Dr. Lois Wright Morton

Emeritus Professor


Dept:Sociology And Criminal Justice - AGLS
Office:103 East Hall
510 Farm House Lane
Ames IA

Topics of interest: civic structure, community based watershed management, farmer decision making, human dimensions of natural resource management


Outwash Terrace Lois Wright Morton received her Ph.D. in Development Sociology at Cornell University, Ithaca, New York. She is currently a Professor Emeritus of Sociology in the College of Agriculture and Life Sciences at Iowa State University. Dr. Morton directed (2011-2017) the USDA-NIFA Climate & Corn-based Cropping System Coordinated Agricultural Project (CAP), a transdisciplinary partnership among 11 institutions across the upper Midwest https://store.extension.iastate.edu/Topic/Crops/Climate-and-Agriculture. She has co-authored the primer, Leading Large Transdisciplinary Projects Addressing Social Ecological Systems for future and new directors of very large coordinated Projects.
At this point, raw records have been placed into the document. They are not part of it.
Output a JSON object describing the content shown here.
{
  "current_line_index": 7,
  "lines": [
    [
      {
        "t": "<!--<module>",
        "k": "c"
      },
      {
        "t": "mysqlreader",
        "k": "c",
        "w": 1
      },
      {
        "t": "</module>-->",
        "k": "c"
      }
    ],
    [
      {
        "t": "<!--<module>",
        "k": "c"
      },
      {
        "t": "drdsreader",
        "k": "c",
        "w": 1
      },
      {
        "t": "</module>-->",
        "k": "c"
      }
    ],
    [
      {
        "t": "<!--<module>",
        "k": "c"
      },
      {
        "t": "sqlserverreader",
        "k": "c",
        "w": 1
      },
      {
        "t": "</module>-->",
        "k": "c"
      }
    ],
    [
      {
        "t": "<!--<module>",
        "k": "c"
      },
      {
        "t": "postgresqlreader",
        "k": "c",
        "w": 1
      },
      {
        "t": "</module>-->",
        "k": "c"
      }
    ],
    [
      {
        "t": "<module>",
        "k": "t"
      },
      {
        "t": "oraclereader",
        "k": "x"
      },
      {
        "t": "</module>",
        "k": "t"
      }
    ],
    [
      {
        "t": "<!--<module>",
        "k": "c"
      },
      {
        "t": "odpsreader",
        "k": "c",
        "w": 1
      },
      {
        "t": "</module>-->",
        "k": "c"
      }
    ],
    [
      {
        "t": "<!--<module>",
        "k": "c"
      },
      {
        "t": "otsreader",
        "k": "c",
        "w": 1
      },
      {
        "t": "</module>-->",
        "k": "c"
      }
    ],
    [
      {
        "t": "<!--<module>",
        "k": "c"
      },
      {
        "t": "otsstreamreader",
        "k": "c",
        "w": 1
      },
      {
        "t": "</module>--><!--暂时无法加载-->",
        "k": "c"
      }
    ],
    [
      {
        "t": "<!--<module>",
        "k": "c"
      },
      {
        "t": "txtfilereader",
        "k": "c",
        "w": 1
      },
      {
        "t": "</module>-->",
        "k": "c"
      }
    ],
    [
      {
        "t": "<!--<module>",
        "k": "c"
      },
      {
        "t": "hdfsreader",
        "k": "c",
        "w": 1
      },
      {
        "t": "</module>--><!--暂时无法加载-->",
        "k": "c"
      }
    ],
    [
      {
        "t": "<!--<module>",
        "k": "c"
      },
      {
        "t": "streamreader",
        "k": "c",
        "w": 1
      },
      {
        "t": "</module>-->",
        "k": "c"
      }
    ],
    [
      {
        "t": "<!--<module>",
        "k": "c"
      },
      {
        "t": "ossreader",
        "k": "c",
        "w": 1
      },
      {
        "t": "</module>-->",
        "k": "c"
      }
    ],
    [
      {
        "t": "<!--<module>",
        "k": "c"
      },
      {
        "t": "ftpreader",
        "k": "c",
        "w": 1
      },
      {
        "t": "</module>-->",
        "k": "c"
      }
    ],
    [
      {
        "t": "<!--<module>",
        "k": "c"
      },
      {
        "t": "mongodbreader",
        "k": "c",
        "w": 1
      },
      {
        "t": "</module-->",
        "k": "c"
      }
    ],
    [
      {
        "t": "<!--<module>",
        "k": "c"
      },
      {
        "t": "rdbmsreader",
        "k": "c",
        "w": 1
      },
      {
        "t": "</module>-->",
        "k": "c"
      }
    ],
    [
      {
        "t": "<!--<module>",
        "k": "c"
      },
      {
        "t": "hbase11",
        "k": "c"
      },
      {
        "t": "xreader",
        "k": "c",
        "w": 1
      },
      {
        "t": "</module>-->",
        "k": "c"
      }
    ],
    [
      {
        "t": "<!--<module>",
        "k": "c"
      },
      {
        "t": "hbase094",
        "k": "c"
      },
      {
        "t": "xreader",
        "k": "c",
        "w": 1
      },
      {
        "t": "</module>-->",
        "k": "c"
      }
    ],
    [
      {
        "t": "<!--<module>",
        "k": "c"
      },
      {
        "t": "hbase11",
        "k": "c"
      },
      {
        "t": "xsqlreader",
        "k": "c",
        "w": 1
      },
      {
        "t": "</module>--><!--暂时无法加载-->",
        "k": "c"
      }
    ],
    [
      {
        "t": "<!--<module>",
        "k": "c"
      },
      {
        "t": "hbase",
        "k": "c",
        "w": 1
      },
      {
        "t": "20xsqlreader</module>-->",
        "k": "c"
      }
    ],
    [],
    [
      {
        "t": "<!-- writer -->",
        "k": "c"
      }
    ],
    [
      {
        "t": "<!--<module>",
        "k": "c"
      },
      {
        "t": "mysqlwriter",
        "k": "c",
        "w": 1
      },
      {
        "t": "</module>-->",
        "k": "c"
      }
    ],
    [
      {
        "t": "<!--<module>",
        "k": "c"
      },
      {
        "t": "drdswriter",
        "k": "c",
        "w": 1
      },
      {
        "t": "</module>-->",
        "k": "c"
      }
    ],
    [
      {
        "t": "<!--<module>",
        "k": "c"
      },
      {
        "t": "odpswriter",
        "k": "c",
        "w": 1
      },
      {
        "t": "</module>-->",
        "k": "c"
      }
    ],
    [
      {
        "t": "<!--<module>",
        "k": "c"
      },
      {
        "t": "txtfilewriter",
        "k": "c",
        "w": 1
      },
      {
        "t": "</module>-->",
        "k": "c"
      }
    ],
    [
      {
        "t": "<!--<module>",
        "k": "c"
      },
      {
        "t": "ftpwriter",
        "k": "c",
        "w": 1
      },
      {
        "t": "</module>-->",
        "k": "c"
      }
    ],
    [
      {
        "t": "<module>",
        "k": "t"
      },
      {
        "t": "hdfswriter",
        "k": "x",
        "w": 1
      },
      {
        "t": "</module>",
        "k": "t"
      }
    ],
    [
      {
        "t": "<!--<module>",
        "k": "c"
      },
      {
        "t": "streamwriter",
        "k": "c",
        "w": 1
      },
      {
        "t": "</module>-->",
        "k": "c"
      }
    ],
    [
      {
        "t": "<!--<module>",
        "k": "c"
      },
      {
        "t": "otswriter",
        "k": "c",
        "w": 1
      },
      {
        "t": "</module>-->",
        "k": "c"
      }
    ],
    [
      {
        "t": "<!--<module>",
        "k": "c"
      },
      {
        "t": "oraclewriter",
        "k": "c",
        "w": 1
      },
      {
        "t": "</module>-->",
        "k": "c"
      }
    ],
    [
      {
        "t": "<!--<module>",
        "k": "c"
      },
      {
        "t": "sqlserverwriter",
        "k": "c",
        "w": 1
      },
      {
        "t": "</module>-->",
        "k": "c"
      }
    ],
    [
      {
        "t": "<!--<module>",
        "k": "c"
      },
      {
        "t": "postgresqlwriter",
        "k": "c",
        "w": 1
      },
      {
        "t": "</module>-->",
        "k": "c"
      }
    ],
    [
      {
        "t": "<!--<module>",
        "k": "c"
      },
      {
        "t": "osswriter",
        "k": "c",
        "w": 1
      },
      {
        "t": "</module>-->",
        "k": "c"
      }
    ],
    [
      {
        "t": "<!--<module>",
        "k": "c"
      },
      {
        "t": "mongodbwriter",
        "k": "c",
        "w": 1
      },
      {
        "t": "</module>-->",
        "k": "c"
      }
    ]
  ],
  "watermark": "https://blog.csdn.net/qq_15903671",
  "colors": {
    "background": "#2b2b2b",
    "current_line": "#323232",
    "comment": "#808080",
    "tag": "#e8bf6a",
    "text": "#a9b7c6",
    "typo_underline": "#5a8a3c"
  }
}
This primer provides guidance on integrating biophysical and social sciences to better understand the complexity and diversity of human-natural systems and the intended and unintended consequences of human actions. Dr. Morton’s areas of research include civic structure, social connections and human dimensions of natural resource management, performance-based agricultural environmental management in local watersheds, impacts of long-term weather change on agricultural land use management, rural communities, and rural quality of life. Her book, Pathways to Better Water Quality: The Citizen Effect (2011) focuses on farmer-led watershed management and citizen solutions to agricultural nonpoint source pollution and represents a summary of her water quality research and extension work. She has also co-authored the book, Managing Mississippi and Ohio River Landscapes (2016) published by the Soil and Water Conservation Society. Other publications include a co-authored series on levees and flooding of agricultural lands; perceptions of landowners concerning conservation, grazing, fire and eastern red cedar management in tallgrass prairie (Rangeland Ecology & Mtg 63:6:645-654,2010); getting to better water quality outcomes: the promise & challenge of the citizen effect (Ag & Human Values 26:1:83-94, 2009, small town services and facilities and the effects of social networks and civic structure on quality of life (City & Community 2:2:101-120, 2003), definitions and theories of civic structure (Encyclopedia of Community, 1:179-182,2003), and selecting socio-economic metrics for watershed management (Environmental Monitoring & Assessment. 103:83-98). As professor emeritus, Dr. Morton continues to conduct research and publish on working agricultural lands, specialty crops and climate change, managing river landscapes, and reimaging rural places and people.